Republicans continued to assign socialist sentiments to the Clintons at the 1996 convention.
“It’s time to wake up, America, to President Clinton and his high taxing, free-spending, promise- breaking, Social Security-taxing, health care-socializing, drug-coddling, power-grabbing, business-busting, lawsuit-loving, U.N.-following, FBI-abusing, IRS-increasing, $200 hair-cutting, gas-taxing, over-regulating, bureaucracy-trusting, class-baiting, privacy-violating, values-crushing, truth-dodging, Medicare-forsaking, property rights-taking, job-destroying friends. And that’s just in the White House,” declared then-Sen. Kay Bailey Hutchison of Texas.
Even in 2004, when Sanders was a little-known and politically isolated member of the House of Representatives and the fall of the Berlin Wall was an increasingly distant memory, then-Gov. Arnold Schwarzenegger of California linked the Democratic Party with socialism—recalling his own childhood in Austria, and the 1968 debates between Richard Nixon and Democratic nominee Hubert Humphrey, the former vice president.
“As a kid, I saw the socialist country that Austria became,” Schwarzenegger said. “I heard Humphrey saying things that sounded like socialism, which I had just left. But then I heard Nixon speak. Then I heard Nixon speak.
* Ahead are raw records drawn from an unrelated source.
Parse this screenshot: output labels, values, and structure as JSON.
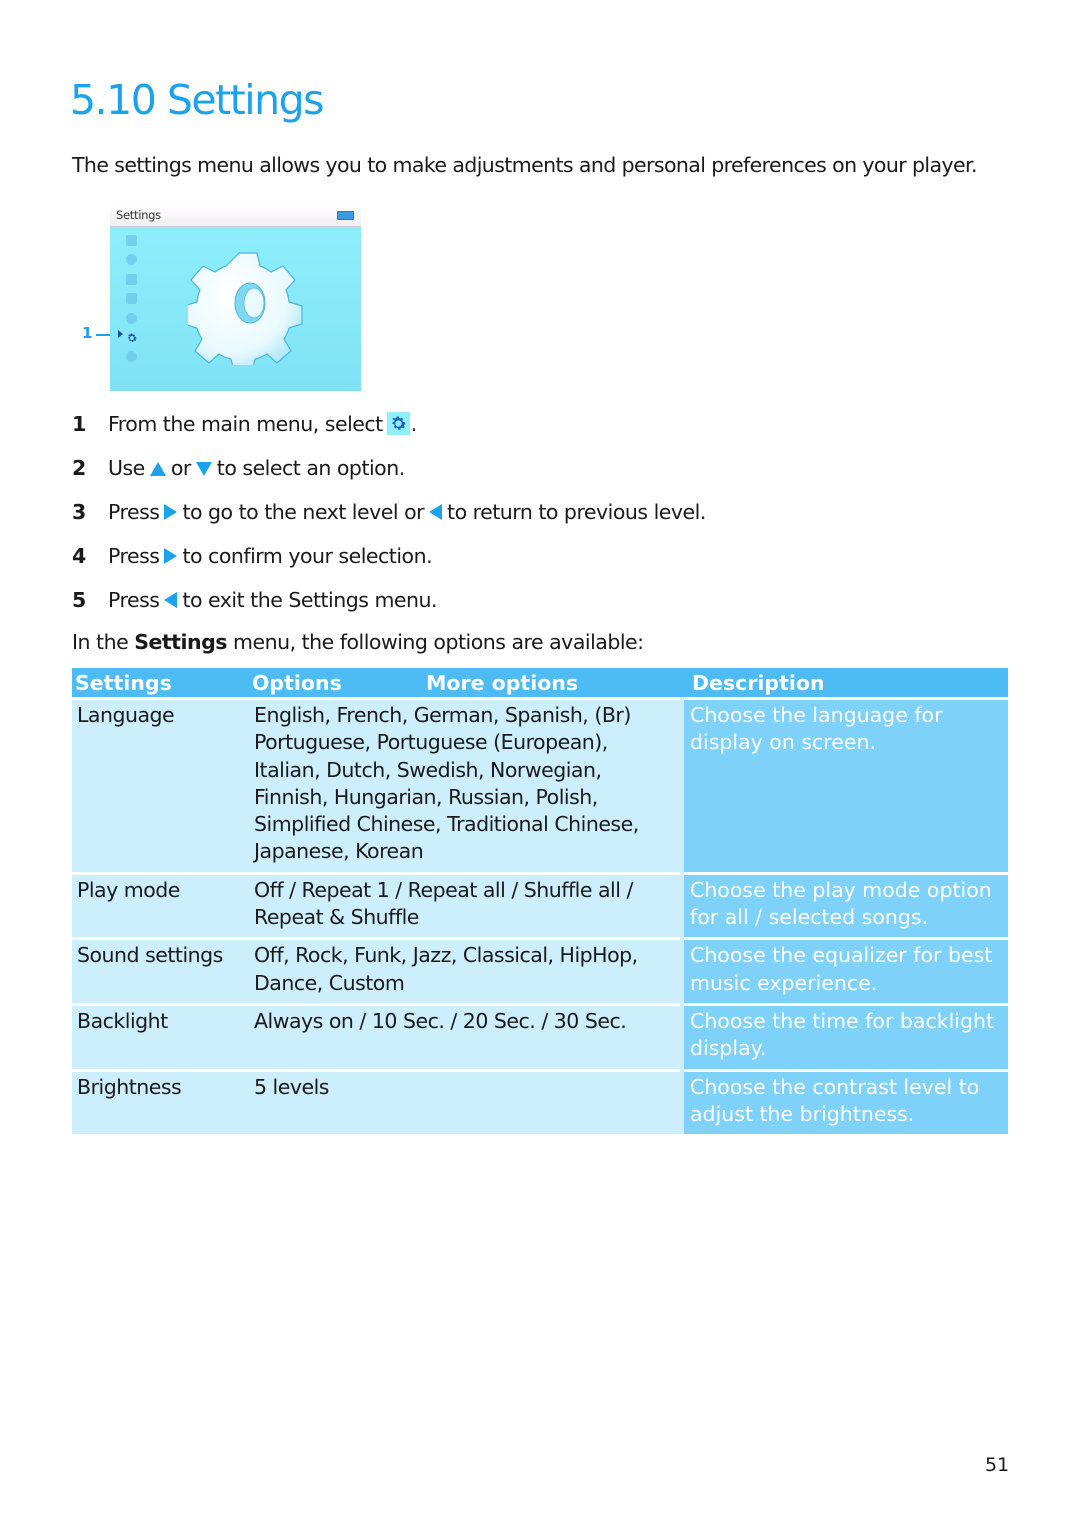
{
  "page": {
    "section_title": "5.10 Settings",
    "intro": "The settings menu allows you to make adjustments and personal preferences on your player.",
    "page_number": "51"
  },
  "device_screen": {
    "header_title": "Settings",
    "battery_icon": "battery-icon",
    "menu_icons": [
      "video-icon",
      "camera-icon",
      "music-icon",
      "radio-icon",
      "microphone-icon",
      "settings-gear-icon",
      "play-circle-icon"
    ],
    "selected_icon": "settings-gear-icon",
    "callout_label": "1",
    "accent": "#1aa3ec"
  },
  "steps": [
    {
      "num": "1",
      "parts": [
        "From the main menu, select",
        "."
      ],
      "icon": "settings-gear-icon"
    },
    {
      "num": "2",
      "parts": [
        "Use",
        "or",
        "to select an option."
      ],
      "icons": [
        "up-arrow-icon",
        "down-arrow-icon"
      ]
    },
    {
      "num": "3",
      "parts": [
        "Press",
        "to go to the next level or",
        "to return to previous level."
      ],
      "icons": [
        "right-arrow-icon",
        "left-arrow-icon"
      ]
    },
    {
      "num": "4",
      "parts": [
        "Press",
        "to confirm your selection."
      ],
      "icons": [
        "right-arrow-icon"
      ]
    },
    {
      "num": "5",
      "parts": [
        "Press",
        "to exit the Settings menu."
      ],
      "icons": [
        "left-arrow-icon"
      ]
    }
  ],
  "lead": {
    "before": "In the ",
    "bold": "Settings",
    "after": " menu, the following options are available:"
  },
  "table": {
    "headers": [
      "Settings",
      "Options",
      "More options",
      "Description"
    ],
    "rows": [
      {
        "setting": "Language",
        "options": [
          "English, French, German, Spanish, (Br)",
          "Portuguese, Portuguese (European),",
          "Italian, Dutch, Swedish, Norwegian,",
          "Finnish, Hungarian, Russian, Polish,",
          "Simplified Chinese, Traditional Chinese,",
          "Japanese, Korean"
        ],
        "description": [
          "Choose the language for",
          "display on screen."
        ]
      },
      {
        "setting": "Play mode",
        "options": [
          "Off / Repeat 1 / Repeat all / Shuffle all /",
          "Repeat & Shuffle"
        ],
        "description": [
          "Choose the play mode option",
          "for all / selected songs."
        ]
      },
      {
        "setting": "Sound settings",
        "options": [
          "Off, Rock, Funk, Jazz, Classical, HipHop,",
          "Dance, Custom"
        ],
        "description": [
          "Choose the equalizer for best",
          "music experience."
        ]
      },
      {
        "setting": "Backlight",
        "options": [
          "Always on / 10 Sec. / 20 Sec. / 30 Sec."
        ],
        "description": [
          "Choose the time for backlight",
          "display."
        ]
      },
      {
        "setting": "Brightness",
        "options": [
          "5 levels"
        ],
        "description": [
          "Choose the contrast level to",
          "adjust the brightness."
        ]
      }
    ]
  },
  "colors": {
    "title": "#1aa3ec",
    "table_header_bg": "#4dbcf5",
    "table_cell_bg": "#cdeefc",
    "description_bg": "#7ed2fa"
  }
}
He was talking about free enterprise, getting the government off your back, lowering the taxes, and strengthening the military.
“I said, ‘What party is he?’ My friend said, ‘He's a Republican.’ I said, ‘Then I am a Republican.’”
These statements surprised observers, because not only had Humphrey been dead 26 years and Nixon resigned the presidency in disgrace, but the Austria of Schwarzenegger’s youth was led by an unbroken string of conservative chancellors.
This long-running trend might have been what former South Bend Mayor Pete Buttigieg had in mind when he anticipated coming GOP attacks during the primary campaign.
“If we embrace a far-left agenda, they’re going to say we’re a bunch of crazy socialists,” he said at a Democratic debate in July 2019. “If we embrace a conservative agenda, you know what they’re going to do? They're going to say we’re a bunch of crazy socialists.”